Driving and traffic have been some of the most culturally different things since arriving in France.  For starters, the lanes of the road are not separated by yellow lines.  In most cases, there is only a white line or dashed white line.  To my American eyes, the road looks like a passing lane, which gave me quite the shock on the first night, when there were headlights on the other side of the road.  I have also learned that at red lights, one can not turn right, even when there are no cars or pedestrians.

While the roads and roundabouts make some sense in Saint Jean d`Illac, the road system in central Bordeaux is beyond me. Sometimes, the sidewalk will become  a road or a Tram railway.  In some areas, people can pay to use a sidewalk to drive down, or a motorcycle will sneak it`s way through an alley to where one is about to step.
Traffic, especially in Bordeaux is also a nightmare to the Salem norms.  The roads are just wide enough to fit a scooter, bike, and bus at the same time.  Apparently French people do not know what the red "Do not cross" symbol means at crosswalks.  Motorcyclists are the dictators of the road as well, as they can and will pass any vehicle whenever they please.  

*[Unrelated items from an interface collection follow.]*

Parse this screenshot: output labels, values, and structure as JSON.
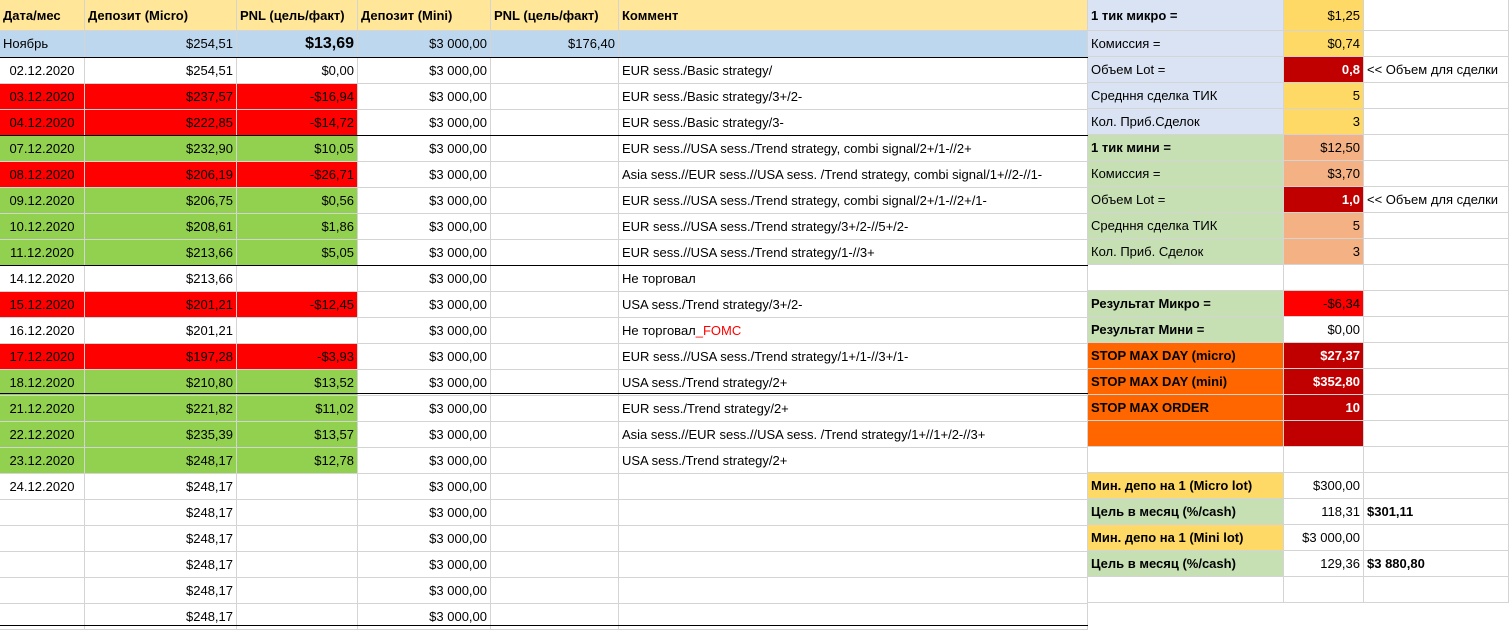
{
  "headers": [
    "Дата/мес",
    "Депозит (Micro)",
    "PNL (цель/факт)",
    "Депозит (Mini)",
    "PNL (цель/факт)",
    "Коммент"
  ],
  "summary_row": {
    "label": "Ноябрь",
    "dep_micro": "$254,51",
    "pnl_micro": "$13,69",
    "dep_mini": "$3 000,00",
    "pnl_mini": "$176,40"
  },
  "rows": [
    {
      "date": "02.12.2020",
      "dep_micro": "$254,51",
      "pnl_micro": "$0,00",
      "dep_mini": "$3 000,00",
      "comment": "EUR sess./Basic strategy/",
      "status": "neutral"
    },
    {
      "date": "03.12.2020",
      "dep_micro": "$237,57",
      "pnl_micro": "-$16,94",
      "dep_mini": "$3 000,00",
      "comment": "EUR sess./Basic strategy/3+/2-",
      "status": "loss"
    },
    {
      "date": "04.12.2020",
      "dep_micro": "$222,85",
      "pnl_micro": "-$14,72",
      "dep_mini": "$3 000,00",
      "comment": "EUR sess./Basic strategy/3-",
      "status": "loss"
    },
    {
      "date": "07.12.2020",
      "dep_micro": "$232,90",
      "pnl_micro": "$10,05",
      "dep_mini": "$3 000,00",
      "comment": "EUR sess.//USA sess./Trend strategy, combi signal/2+/1-//2+",
      "status": "profit"
    },
    {
      "date": "08.12.2020",
      "dep_micro": "$206,19",
      "pnl_micro": "-$26,71",
      "dep_mini": "$3 000,00",
      "comment": "Asia sess.//EUR sess.//USA sess. /Trend strategy, combi signal/1+//2-//1-",
      "status": "loss"
    },
    {
      "date": "09.12.2020",
      "dep_micro": "$206,75",
      "pnl_micro": "$0,56",
      "dep_mini": "$3 000,00",
      "comment": "EUR sess.//USA sess./Trend strategy, combi signal/2+/1-//2+/1-",
      "status": "profit"
    },
    {
      "date": "10.12.2020",
      "dep_micro": "$208,61",
      "pnl_micro": "$1,86",
      "dep_mini": "$3 000,00",
      "comment": "EUR sess.//USA sess./Trend strategy/3+/2-//5+/2-",
      "status": "profit"
    },
    {
      "date": "11.12.2020",
      "dep_micro": "$213,66",
      "pnl_micro": "$5,05",
      "dep_mini": "$3 000,00",
      "comment": "EUR sess.//USA sess./Trend strategy/1-//3+",
      "status": "profit"
    },
    {
      "date": "14.12.2020",
      "dep_micro": "$213,66",
      "pnl_micro": "",
      "dep_mini": "$3 000,00",
      "comment": "Не торговал",
      "status": "neutral"
    },
    {
      "date": "15.12.2020",
      "dep_micro": "$201,21",
      "pnl_micro": "-$12,45",
      "dep_mini": "$3 000,00",
      "comment": "USA sess./Trend strategy/3+/2-",
      "status": "loss"
    },
    {
      "date": "16.12.2020",
      "dep_micro": "$201,21",
      "pnl_micro": "",
      "dep_mini": "$3 000,00",
      "comment": "Не торговал",
      "comment_extra": "_FOMC",
      "status": "neutral"
    },
    {
      "date": "17.12.2020",
      "dep_micro": "$197,28",
      "pnl_micro": "-$3,93",
      "dep_mini": "$3 000,00",
      "comment": "EUR sess.//USA sess./Trend strategy/1+/1-//3+/1-",
      "status": "loss"
    },
    {
      "date": "18.12.2020",
      "dep_micro": "$210,80",
      "pnl_micro": "$13,52",
      "dep_mini": "$3 000,00",
      "comment": "USA sess./Trend strategy/2+",
      "status": "profit"
    },
    {
      "date": "21.12.2020",
      "dep_micro": "$221,82",
      "pnl_micro": "$11,02",
      "dep_mini": "$3 000,00",
      "comment": "EUR sess./Trend strategy/2+",
      "status": "profit"
    },
    {
      "date": "22.12.2020",
      "dep_micro": "$235,39",
      "pnl_micro": "$13,57",
      "dep_mini": "$3 000,00",
      "comment": "Asia sess.//EUR sess.//USA sess. /Trend strategy/1+//1+/2-//3+",
      "status": "profit"
    },
    {
      "date": "23.12.2020",
      "dep_micro": "$248,17",
      "pnl_micro": "$12,78",
      "dep_mini": "$3 000,00",
      "comment": "USA sess./Trend strategy/2+",
      "status": "profit"
    },
    {
      "date": "24.12.2020",
      "dep_micro": "$248,17",
      "pnl_micro": "",
      "dep_mini": "$3 000,00",
      "comment": "",
      "status": "neutral"
    },
    {
      "date": "",
      "dep_micro": "$248,17",
      "pnl_micro": "",
      "dep_mini": "$3 000,00",
      "comment": "",
      "status": "neutral"
    },
    {
      "date": "",
      "dep_micro": "$248,17",
      "pnl_micro": "",
      "dep_mini": "$3 000,00",
      "comment": "",
      "status": "neutral"
    },
    {
      "date": "",
      "dep_micro": "$248,17",
      "pnl_micro": "",
      "dep_mini": "$3 000,00",
      "comment": "",
      "status": "neutral"
    },
    {
      "date": "",
      "dep_micro": "$248,17",
      "pnl_micro": "",
      "dep_mini": "$3 000,00",
      "comment": "",
      "status": "neutral"
    },
    {
      "date": "",
      "dep_micro": "$248,17",
      "pnl_micro": "",
      "dep_mini": "$3 000,00",
      "comment": "",
      "status": "neutral"
    }
  ],
  "side": [
    {
      "label": "1 тик микро =",
      "value": "$1,25",
      "note": "",
      "style": "tick"
    },
    {
      "label": "Комиссия =",
      "value": "$0,74",
      "note": "",
      "style": "lav"
    },
    {
      "label": "Объем  Lot =",
      "value": "0,8",
      "note": "<< Объем для сделки",
      "style": "lotlav"
    },
    {
      "label": "Средння сделка ТИК",
      "value": "5",
      "note": "",
      "style": "lav"
    },
    {
      "label": "Кол. Приб.Сделок",
      "value": "3",
      "note": "",
      "style": "lav"
    },
    {
      "label": "1 тик мини =",
      "value": "$12,50",
      "note": "",
      "style": "tickgreen"
    },
    {
      "label": "Комиссия =",
      "value": "$3,70",
      "note": "",
      "style": "lgreen"
    },
    {
      "label": "Объем  Lot =",
      "value": "1,0",
      "note": "<< Объем для сделки",
      "style": "lotgreen"
    },
    {
      "label": "Средння сделка ТИК",
      "value": "5",
      "note": "",
      "style": "lgreen"
    },
    {
      "label": "Кол. Приб. Сделок",
      "value": "3",
      "note": "",
      "style": "lgreen"
    },
    {
      "label": "",
      "value": "",
      "note": "",
      "style": "blank"
    },
    {
      "label": "Результат Микро =",
      "value": "-$6,34",
      "note": "",
      "style": "resmicro"
    },
    {
      "label": "Результат Мини =",
      "value": "$0,00",
      "note": "",
      "style": "resmini"
    },
    {
      "label": "STOP MAX DAY (micro)",
      "value": "$27,37",
      "note": "",
      "style": "stop"
    },
    {
      "label": "STOP MAX DAY (mini)",
      "value": "$352,80",
      "note": "",
      "style": "stop"
    },
    {
      "label": "STOP MAX ORDER",
      "value": "10",
      "note": "",
      "style": "stop"
    },
    {
      "label": "",
      "value": "",
      "note": "",
      "style": "stopblank"
    },
    {
      "label": "",
      "value": "",
      "note": "",
      "style": "blank"
    },
    {
      "label": "Мин. депо на 1 (Micro lot)",
      "value": "$300,00",
      "note": "",
      "style": "mindepo"
    },
    {
      "label": "Цель в месяц (%/cash)",
      "value": "118,31",
      "note": "$301,11",
      "style": "goal"
    },
    {
      "label": "Мин. депо на 1 (Mini lot)",
      "value": "$3 000,00",
      "note": "",
      "style": "mindepo"
    },
    {
      "label": "Цель в месяц (%/cash)",
      "value": "129,36",
      "note": "$3 880,80",
      "style": "goal"
    },
    {
      "label": "",
      "value": "",
      "note": "",
      "style": "blank"
    }
  ],
  "colors": {
    "header": "#ffe699",
    "summary": "#bdd7ee",
    "loss": "#ff0000",
    "profit": "#92d050",
    "lavender": "#dae3f3",
    "light_green": "#c6e0b4",
    "peach": "#f4b183",
    "gold": "#ffd966",
    "dark_red": "#c00000",
    "orange": "#ff6600"
  }
}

Intersections are also different, literally, as almost each intersection is unique.  Compared to Salem`s "cookie cutter" system for urban and suburban blocks, in Bordeaux, the city planners must have been drinking a litttle too much of what Bordeaux is known for.  Intersections can range from 2-5 streets all conecting from different directions, with bike lanes, bus lanes, and sometimes the Tram in the middle.  I`m surprised I have not seen any accidents so far.